Whichever lines of the material contain "OANDA", copy each of them.
═══
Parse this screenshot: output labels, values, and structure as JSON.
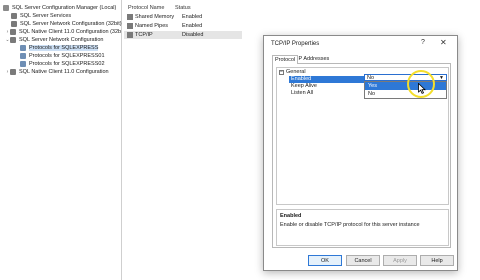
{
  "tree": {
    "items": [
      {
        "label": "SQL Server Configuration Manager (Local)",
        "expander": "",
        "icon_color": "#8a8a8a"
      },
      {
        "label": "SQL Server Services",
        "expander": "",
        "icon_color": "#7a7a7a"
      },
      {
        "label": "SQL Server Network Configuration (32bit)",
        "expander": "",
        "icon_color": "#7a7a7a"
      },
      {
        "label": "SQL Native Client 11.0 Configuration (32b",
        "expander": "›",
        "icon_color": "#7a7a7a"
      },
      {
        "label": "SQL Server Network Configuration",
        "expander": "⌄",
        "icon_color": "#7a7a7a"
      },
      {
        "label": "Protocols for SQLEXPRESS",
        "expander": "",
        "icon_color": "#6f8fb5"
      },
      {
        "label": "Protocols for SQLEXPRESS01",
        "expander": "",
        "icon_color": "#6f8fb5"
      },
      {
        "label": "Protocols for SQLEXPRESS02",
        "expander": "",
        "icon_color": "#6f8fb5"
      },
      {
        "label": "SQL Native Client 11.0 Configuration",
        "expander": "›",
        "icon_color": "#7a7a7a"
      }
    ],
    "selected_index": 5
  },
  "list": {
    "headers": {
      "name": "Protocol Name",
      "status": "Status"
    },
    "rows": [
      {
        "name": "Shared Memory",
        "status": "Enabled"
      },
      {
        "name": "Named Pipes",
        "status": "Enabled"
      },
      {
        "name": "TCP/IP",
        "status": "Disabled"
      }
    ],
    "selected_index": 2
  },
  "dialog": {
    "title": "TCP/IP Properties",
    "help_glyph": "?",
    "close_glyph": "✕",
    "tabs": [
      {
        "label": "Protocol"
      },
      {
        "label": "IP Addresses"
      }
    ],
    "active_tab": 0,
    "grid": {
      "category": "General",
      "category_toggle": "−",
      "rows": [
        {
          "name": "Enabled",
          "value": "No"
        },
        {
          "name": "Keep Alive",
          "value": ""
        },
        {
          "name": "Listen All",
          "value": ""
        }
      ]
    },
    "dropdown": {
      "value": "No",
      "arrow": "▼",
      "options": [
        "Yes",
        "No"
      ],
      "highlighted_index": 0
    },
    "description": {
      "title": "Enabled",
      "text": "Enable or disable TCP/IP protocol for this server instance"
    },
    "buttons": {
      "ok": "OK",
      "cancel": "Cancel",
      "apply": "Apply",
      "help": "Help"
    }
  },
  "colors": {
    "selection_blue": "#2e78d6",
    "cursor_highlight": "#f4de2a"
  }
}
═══
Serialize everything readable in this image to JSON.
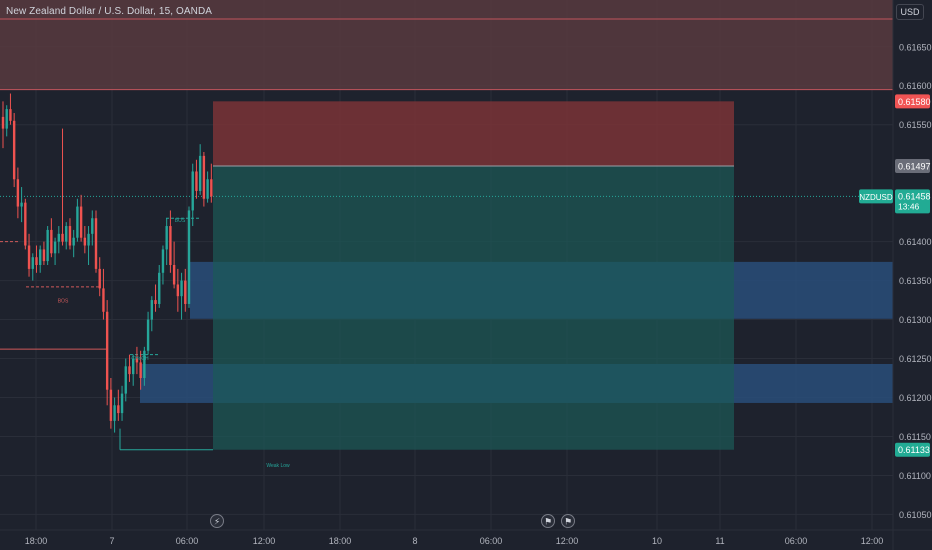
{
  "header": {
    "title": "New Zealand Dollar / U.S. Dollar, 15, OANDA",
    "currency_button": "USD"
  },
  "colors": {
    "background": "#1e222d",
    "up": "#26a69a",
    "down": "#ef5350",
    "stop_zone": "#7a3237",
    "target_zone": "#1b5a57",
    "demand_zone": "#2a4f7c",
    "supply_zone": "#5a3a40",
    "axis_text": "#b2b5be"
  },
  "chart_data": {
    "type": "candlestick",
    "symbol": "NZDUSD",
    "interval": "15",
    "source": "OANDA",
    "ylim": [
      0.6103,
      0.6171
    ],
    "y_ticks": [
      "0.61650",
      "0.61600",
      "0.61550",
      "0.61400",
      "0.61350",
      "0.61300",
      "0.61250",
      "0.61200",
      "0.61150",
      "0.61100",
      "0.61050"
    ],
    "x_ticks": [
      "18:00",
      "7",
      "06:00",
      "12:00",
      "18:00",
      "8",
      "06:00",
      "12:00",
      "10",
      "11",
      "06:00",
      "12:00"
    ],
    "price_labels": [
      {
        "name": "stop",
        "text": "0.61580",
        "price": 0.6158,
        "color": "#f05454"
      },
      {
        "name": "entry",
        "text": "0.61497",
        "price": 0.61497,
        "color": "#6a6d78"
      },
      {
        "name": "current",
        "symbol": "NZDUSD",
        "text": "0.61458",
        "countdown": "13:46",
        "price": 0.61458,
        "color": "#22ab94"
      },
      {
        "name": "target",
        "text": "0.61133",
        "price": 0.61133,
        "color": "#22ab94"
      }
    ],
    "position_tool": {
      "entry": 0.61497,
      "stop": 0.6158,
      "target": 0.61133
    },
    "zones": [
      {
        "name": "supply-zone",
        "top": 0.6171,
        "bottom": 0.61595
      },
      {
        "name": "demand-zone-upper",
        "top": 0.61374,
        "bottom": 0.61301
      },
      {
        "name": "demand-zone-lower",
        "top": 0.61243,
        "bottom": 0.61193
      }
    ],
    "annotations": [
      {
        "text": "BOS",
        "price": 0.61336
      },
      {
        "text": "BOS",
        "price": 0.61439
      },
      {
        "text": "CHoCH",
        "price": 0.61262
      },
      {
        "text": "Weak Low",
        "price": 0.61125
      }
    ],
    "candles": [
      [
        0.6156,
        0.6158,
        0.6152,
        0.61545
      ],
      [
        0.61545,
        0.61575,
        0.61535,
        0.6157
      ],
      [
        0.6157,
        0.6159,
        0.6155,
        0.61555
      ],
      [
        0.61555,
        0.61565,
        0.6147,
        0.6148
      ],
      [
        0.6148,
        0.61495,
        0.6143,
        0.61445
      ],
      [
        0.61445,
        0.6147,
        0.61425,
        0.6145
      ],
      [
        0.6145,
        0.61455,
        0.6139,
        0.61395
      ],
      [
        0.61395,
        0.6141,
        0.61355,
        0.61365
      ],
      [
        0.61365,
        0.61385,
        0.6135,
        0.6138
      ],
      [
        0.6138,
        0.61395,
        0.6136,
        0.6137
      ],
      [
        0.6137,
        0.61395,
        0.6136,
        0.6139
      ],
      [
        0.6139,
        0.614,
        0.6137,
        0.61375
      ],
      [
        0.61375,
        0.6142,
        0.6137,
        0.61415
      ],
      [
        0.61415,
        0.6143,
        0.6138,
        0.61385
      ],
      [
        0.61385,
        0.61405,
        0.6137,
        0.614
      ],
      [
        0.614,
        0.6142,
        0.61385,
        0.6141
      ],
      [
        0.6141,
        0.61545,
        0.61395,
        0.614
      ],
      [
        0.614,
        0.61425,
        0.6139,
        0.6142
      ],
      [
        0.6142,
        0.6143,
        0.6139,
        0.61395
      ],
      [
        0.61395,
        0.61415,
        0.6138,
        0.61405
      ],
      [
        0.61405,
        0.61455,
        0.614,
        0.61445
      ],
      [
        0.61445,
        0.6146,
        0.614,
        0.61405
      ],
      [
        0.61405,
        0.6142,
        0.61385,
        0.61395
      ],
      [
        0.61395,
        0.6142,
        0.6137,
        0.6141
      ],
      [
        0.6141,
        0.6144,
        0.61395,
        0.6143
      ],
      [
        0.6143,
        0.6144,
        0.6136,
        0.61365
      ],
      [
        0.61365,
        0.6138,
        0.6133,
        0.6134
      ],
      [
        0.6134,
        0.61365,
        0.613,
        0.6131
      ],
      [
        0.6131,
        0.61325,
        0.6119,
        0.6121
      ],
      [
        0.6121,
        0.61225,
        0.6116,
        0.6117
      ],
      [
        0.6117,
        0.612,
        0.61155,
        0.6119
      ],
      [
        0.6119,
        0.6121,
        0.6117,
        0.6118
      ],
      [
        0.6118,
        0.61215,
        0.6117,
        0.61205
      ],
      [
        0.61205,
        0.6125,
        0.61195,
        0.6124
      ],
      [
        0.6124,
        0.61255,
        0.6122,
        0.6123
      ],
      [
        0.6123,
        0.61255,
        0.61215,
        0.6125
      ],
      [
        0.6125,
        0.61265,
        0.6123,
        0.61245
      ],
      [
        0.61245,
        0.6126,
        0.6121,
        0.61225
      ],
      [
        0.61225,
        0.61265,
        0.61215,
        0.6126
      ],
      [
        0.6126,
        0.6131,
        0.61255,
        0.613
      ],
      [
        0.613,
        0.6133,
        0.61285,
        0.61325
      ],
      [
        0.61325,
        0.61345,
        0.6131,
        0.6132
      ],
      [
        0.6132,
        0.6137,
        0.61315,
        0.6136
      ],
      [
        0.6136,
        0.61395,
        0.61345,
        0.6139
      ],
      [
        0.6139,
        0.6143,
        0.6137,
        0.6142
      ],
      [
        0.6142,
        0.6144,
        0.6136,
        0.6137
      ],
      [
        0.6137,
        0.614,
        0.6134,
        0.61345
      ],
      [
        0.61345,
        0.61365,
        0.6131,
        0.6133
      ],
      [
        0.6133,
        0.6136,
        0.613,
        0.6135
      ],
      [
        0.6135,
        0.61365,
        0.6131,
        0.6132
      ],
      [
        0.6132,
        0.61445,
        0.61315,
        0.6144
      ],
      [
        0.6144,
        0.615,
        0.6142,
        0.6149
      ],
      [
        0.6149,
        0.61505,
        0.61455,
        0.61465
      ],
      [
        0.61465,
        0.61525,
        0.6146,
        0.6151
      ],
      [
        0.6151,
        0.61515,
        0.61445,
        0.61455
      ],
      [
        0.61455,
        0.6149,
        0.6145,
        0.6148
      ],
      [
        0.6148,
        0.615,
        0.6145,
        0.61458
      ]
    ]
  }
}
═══
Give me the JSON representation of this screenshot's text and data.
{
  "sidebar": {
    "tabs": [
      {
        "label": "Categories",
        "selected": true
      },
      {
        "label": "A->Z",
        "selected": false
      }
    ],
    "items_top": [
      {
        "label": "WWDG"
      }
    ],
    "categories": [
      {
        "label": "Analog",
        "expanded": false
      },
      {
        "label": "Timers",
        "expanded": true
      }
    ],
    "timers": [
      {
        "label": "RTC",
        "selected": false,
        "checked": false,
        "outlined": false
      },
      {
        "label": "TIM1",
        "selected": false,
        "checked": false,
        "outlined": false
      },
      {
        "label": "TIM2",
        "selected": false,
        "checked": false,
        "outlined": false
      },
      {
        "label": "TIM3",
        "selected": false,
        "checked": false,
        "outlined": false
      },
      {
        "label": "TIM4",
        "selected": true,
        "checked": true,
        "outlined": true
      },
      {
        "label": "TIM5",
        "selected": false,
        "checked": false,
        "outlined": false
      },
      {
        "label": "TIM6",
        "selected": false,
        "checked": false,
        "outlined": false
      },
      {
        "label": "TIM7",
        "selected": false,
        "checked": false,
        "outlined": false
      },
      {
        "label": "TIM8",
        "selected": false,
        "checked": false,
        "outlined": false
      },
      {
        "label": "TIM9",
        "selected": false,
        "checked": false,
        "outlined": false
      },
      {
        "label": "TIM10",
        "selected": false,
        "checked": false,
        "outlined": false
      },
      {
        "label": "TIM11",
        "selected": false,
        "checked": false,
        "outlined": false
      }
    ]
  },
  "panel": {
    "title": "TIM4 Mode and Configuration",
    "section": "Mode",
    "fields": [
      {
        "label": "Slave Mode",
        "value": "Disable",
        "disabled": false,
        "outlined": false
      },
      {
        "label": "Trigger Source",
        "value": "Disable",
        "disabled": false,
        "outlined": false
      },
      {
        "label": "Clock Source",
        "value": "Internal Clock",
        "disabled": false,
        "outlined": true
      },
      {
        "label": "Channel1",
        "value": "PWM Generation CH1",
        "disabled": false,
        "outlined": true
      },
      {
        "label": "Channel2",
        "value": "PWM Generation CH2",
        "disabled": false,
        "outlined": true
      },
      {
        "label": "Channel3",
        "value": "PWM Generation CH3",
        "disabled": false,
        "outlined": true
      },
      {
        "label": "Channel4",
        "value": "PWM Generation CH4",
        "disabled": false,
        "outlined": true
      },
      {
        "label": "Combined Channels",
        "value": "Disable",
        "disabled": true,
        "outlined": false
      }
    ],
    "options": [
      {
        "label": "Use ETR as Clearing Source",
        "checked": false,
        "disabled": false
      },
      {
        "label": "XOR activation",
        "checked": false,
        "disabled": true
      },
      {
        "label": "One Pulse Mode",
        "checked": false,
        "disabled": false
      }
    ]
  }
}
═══
OUTPUT OF THE TASK:
    "title": "New Zealand Dollar / U.S. Dollar, 15, OANDA",
    "source": "OANDA",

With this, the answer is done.